Getting sick all over my teacher. She was making me drink sour milk. This was back in the days when all primary school children were given free milk to drink – usually after it had been sitting out in the sun all morning. I hated that milk!
Some questions from Secondary School students
How did you get started as a writer?
When I was four I was given a notebook of blue paper; I made a story of pictures about a mermaid.
Who inspired you when you were getting started?
About 30 years later, when I was working hard to write something publishable, Joy Cowley was a huge encouragement.
What advice would you give an aspiring young writer?
Write, write, write. And then revise, revise, revise. Never give up.
Is it difficult to make a living as a writer in New Zealand?
From a book published in New Zealand, you might make only $2,000 or $3,000 altogether, over several years. The only way to make money is to be published overseas, especially in the United States.
What were you like as teenager?
Quiet. Boring. Studious. Dull! But I could paint – and write.
Is there anything else you’d like to tell us?
I wrote 12 novels which were never published, before I wrote Rocco, my 13th novel – the first to be published. All the previous novels have been destroyed.
I love this quote by Richard Bach – ‘You are never given a dream without also being given the means to make it come true. You may have to work for it, however.’ So I work. Hard. I used to be an illustrator, though I never loved it as much as I love writing. I live what I write. If a main character in my story has a headache, I have a headache.
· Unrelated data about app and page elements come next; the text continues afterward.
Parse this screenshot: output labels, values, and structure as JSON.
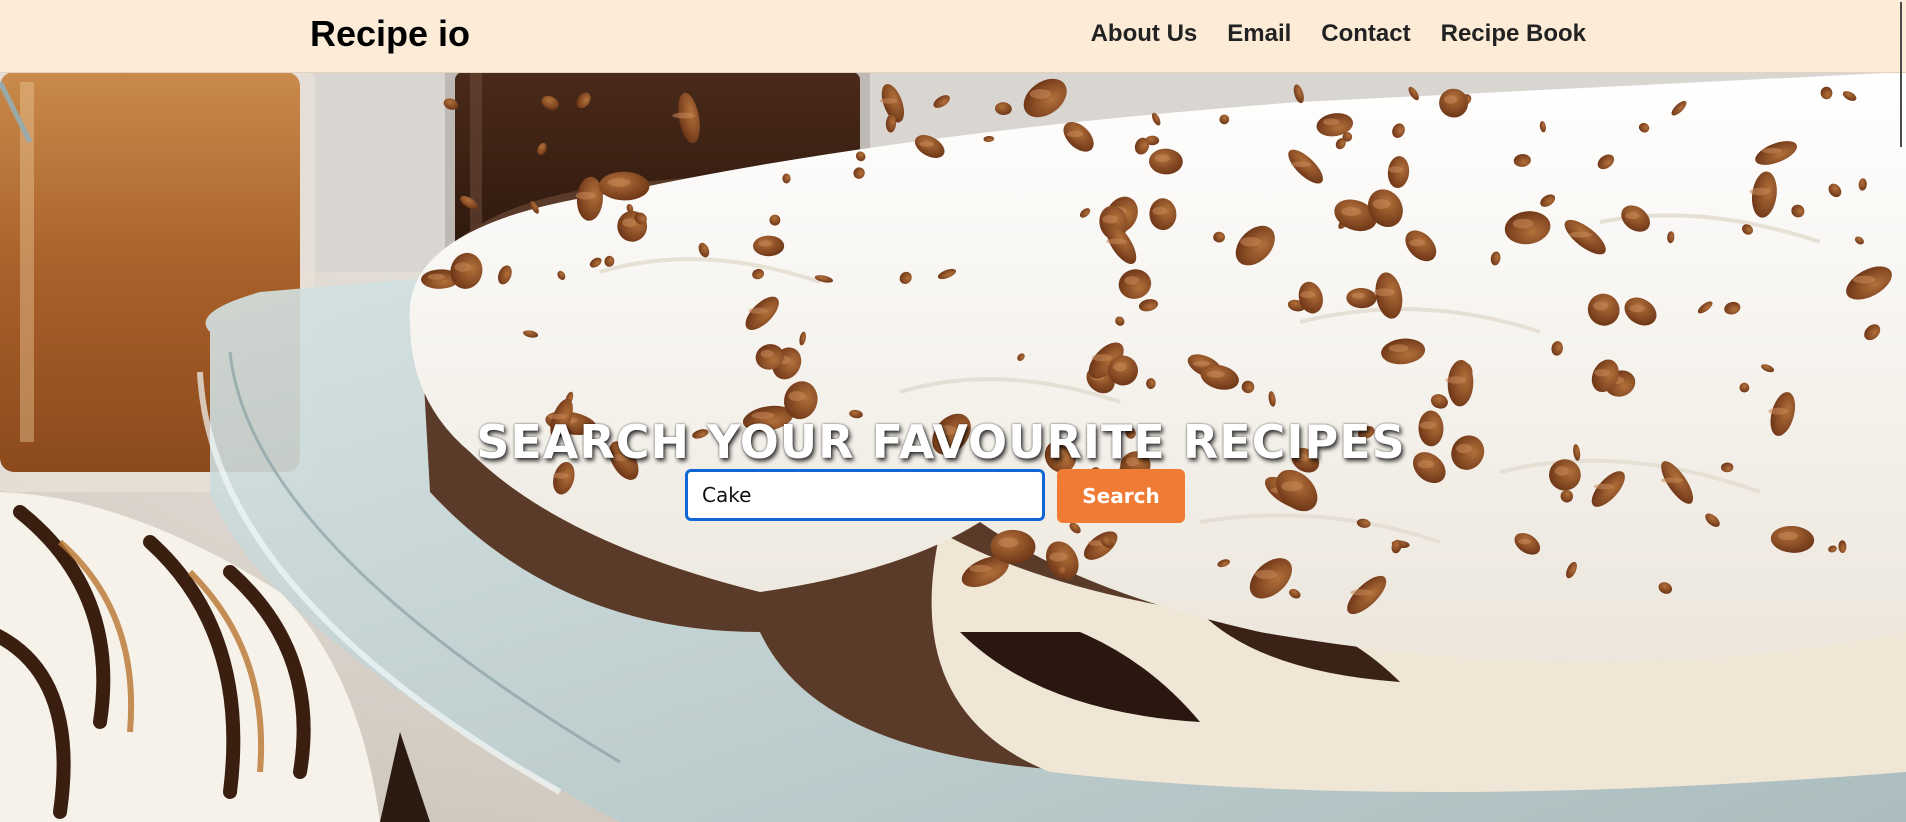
{
  "header": {
    "brand": "Recipe io",
    "nav": [
      {
        "label": "About Us"
      },
      {
        "label": "Email"
      },
      {
        "label": "Contact"
      },
      {
        "label": "Recipe Book"
      }
    ]
  },
  "hero": {
    "title": "SEARCH YOUR FAVOURITE RECIPES",
    "background_image": "cake-photo",
    "search": {
      "value": "Cake",
      "button_label": "Search"
    }
  },
  "colors": {
    "navbar_bg": "#fbebd7",
    "search_button": "#f07b34",
    "input_focus_border": "#1166d6"
  }
}
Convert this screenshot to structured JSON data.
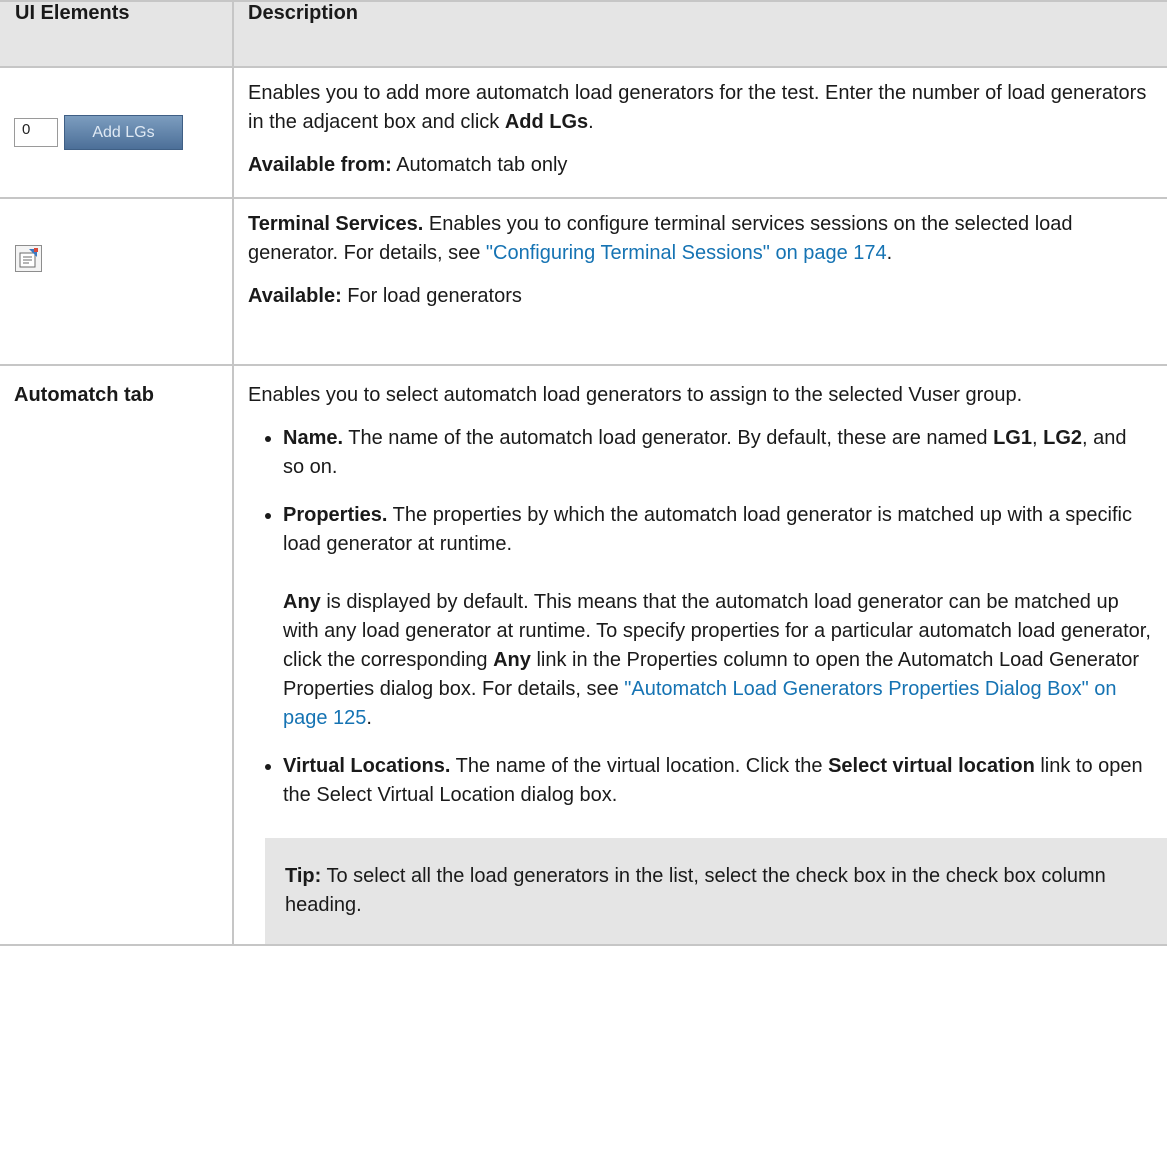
{
  "header": {
    "col1": "UI Elements",
    "col2": "Description"
  },
  "rows": {
    "add_lgs": {
      "input_value": "0",
      "button_label": "Add LGs",
      "desc1": "Enables you to add more automatch load generators for the test. Enter the number of load generators in the adjacent box and click ",
      "desc1_bold": "Add LGs",
      "desc1_end": ".",
      "avail_label": "Available from:",
      "avail_text": " Automatch tab only"
    },
    "terminal": {
      "icon": "terminal-services-icon",
      "title": "Terminal Services.",
      "desc": " Enables you to configure terminal services sessions on the selected load generator. For details, see ",
      "link": "\"Configuring Terminal Sessions\" on page 174",
      "desc_end": ".",
      "avail_label": "Available:",
      "avail_text": " For load generators"
    },
    "automatch": {
      "label": "Automatch tab",
      "intro": "Enables you to select automatch load generators to assign to the selected Vuser group.",
      "name_label": "Name.",
      "name_text1": " The name of the automatch load generator. By default, these are named ",
      "name_lg1": "LG1",
      "name_sep": ", ",
      "name_lg2": "LG2",
      "name_text2": ", and so on.",
      "props_label": "Properties.",
      "props_text": " The properties by which the automatch load generator is matched up with a specific load generator at runtime.",
      "any_label": "Any",
      "any_text1": " is displayed by default. This means that the automatch load generator can be matched up with any load generator at runtime. To specify properties for a particular automatch load generator, click the corresponding ",
      "any_label2": "Any",
      "any_text2": " link in the Properties column to open the Automatch Load Generator Properties dialog box. For details, see ",
      "any_link": "\"Automatch Load Generators Properties Dialog Box\" on page 125",
      "any_end": ".",
      "vl_label": "Virtual Locations.",
      "vl_text1": " The name of the virtual location. Click the ",
      "vl_bold": "Select virtual location",
      "vl_text2": " link to open the Select Virtual Location dialog box.",
      "tip_label": "Tip:",
      "tip_text": " To select all the load generators in the list, select the check box in the check box column heading."
    }
  },
  "colors": {
    "link": "#1573b3",
    "header_bg": "#e5e5e5",
    "border": "#c6c6c6",
    "button": "#5a7ea6"
  }
}
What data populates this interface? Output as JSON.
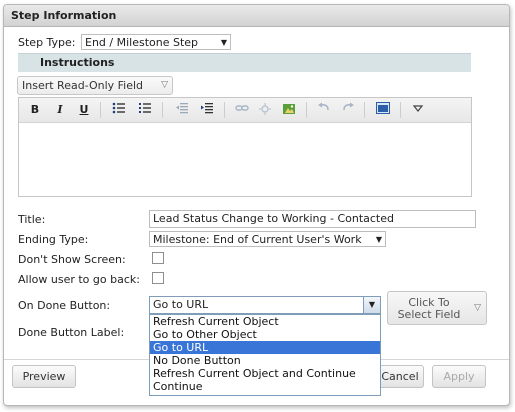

Once when I was writing about people who had the plague (in Medieval England) I got meningitis! I got scared and never finished the book.